It has been quite a long and still unresolved battle which dish represents the Filipino identity better, adobo or sinigang. Being included in this sort of confusion is a proof itself as how significant sinigang actually plays in the Filipino tradition. With its distinct sour and remarkable aftertaste, it is of no wonder how can this dish on the table light up a family’s meal time!

But beyond that, do you know that sinigang can actually be prepared differently? Well, you might have already noticed that but many of you might have thought that it is just a family to family variety kind of difference but it’s not! There are actually a whole spectrum composed of different yet are all great-tasting sinigang versions!

To guide your furthermore, the variation is mainly classified into two- on the top ingredient where the “sour” taste basically comes from and other one is what used meat is actually included in that version of sinigang. With that stated, here we go!

Sinigang sa Sampalok

As given by its name, this type of sinigang uses a fresh unripe sampalok which then is expected to require for more work, but pays off very well as it gives a deep sour deliciousness that no artificial seasoning could ever amount to!

Basically, this one id the most famous and used as stated by some cooking experts.

This type of sinigang works well with either baka, liempo, or baboy.

Sinigang sa Kalamansi

Sinigang using calamansi as the source of its sourness is more conveniently used when with dealing with seafoods as the dish’ main ingredients, but is also great when cooking sinigang na baboy. This one, although is less common than the previous one, tastes just as fantastic!
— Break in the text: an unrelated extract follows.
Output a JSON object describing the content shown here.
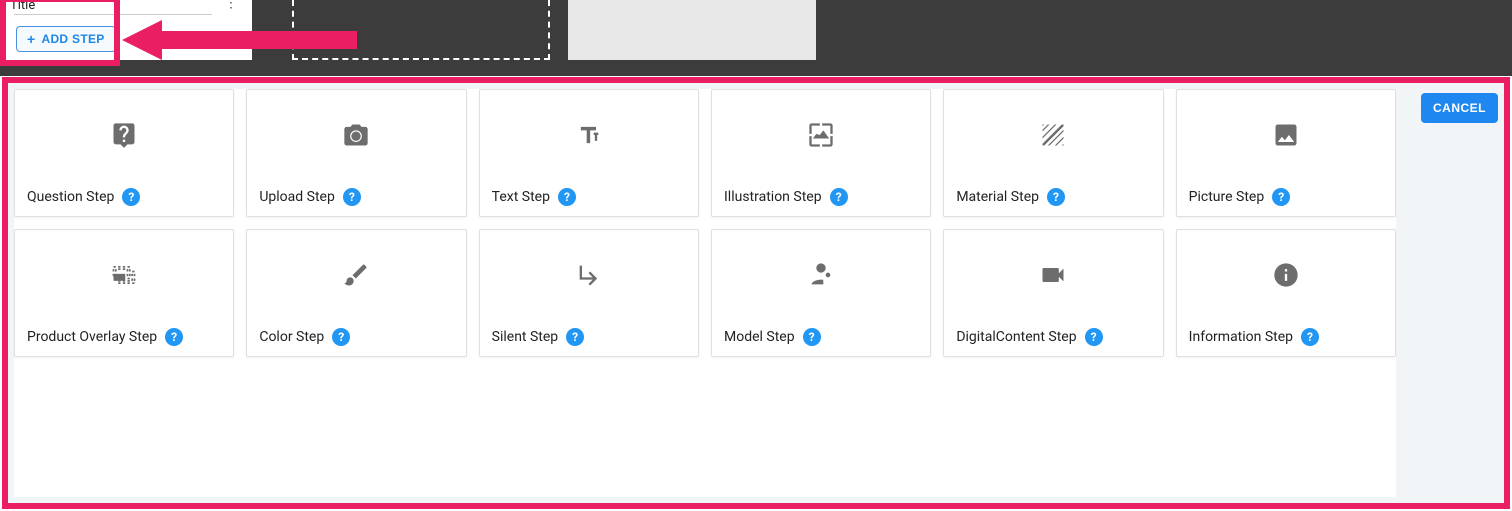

Sinigang sa Kamias

Commonly known as the “Fish Sinigang”, this variant of sinigang is generally used when dealing with milk fish- these two are undeniably the best when they complement and enhance the taste each other. Traditionally, this soup dish incorporates the use of tomato, mustard greens, long green peppers, onion and bilimbi (kamias) of course as the souring agent.

Sinigang sa Bayabas
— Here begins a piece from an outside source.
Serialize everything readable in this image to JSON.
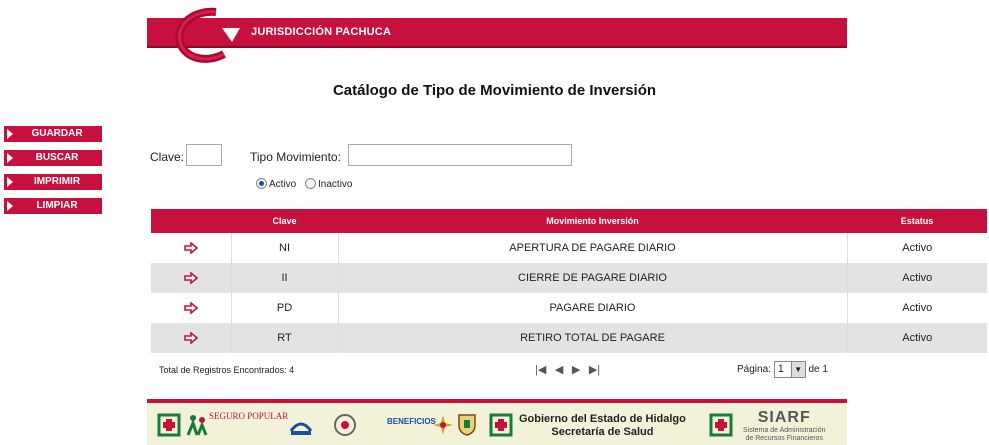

This recipe uses guava as thesouring agent, which then is responsible for adding up a delicately mild tang which then is a type often used in either beef and pork- but of course, not limited with these two!

Sinigang sa Miso
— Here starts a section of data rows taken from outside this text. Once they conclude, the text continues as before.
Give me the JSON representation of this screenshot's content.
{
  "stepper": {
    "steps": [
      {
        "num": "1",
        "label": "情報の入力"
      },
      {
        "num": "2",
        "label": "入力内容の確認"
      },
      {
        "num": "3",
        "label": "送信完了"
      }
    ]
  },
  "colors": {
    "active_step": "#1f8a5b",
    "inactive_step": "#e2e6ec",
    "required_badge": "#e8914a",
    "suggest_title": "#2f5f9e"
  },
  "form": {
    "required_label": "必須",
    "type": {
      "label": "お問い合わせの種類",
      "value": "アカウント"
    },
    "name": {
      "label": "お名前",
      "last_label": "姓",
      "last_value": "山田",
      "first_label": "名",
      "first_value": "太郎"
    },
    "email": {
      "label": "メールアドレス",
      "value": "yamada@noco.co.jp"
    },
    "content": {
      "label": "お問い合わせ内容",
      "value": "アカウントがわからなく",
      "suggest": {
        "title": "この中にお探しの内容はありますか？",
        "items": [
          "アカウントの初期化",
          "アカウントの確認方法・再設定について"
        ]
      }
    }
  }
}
Although sinigang sa miso is classified as to be a whole new different variant, when we look into it, this is just simply made up of sampalok combined with miso for additional flavoring.

Another variants include sinigang sa santol; sinigang sa pakwan; and even sinigang sa strawberry! And yes, that’s for real.

Moreover, when talking about the meat used, here are the top and most-used ones which creates a totally different result yet with the same degree of ever-craved sour taste!

Sinigang na Baboy; Sinigang na Baka; Sinigang na Isda; Sinigang na Hipon; and the last one, sinigang na Gabi! Who would’ve expected that the last variety actually makes it to the list? Well, it does and there’s no more appeal left for that!


Serrano, N. (2018). 12 Must-Try Unique Sinigang Dishes in the Philippines | Booky. Retrieved from http://ph.phonebooky.com/blog/sinigang-dishes-philippines/

Top 10 Sinigang in Manila. (2018). Retrieved from https://www.spot.ph/eatdrink/the-latest-eat-drink/62500/top-10-sinigang-manila

Viloria, M., Vera, K., & So, M. (2018). Sinigang Recipe Variants – Mommy Pehpot. Retrieved from https://www.pehpot.com/2011/12/the-many-faces-of-sinigang.html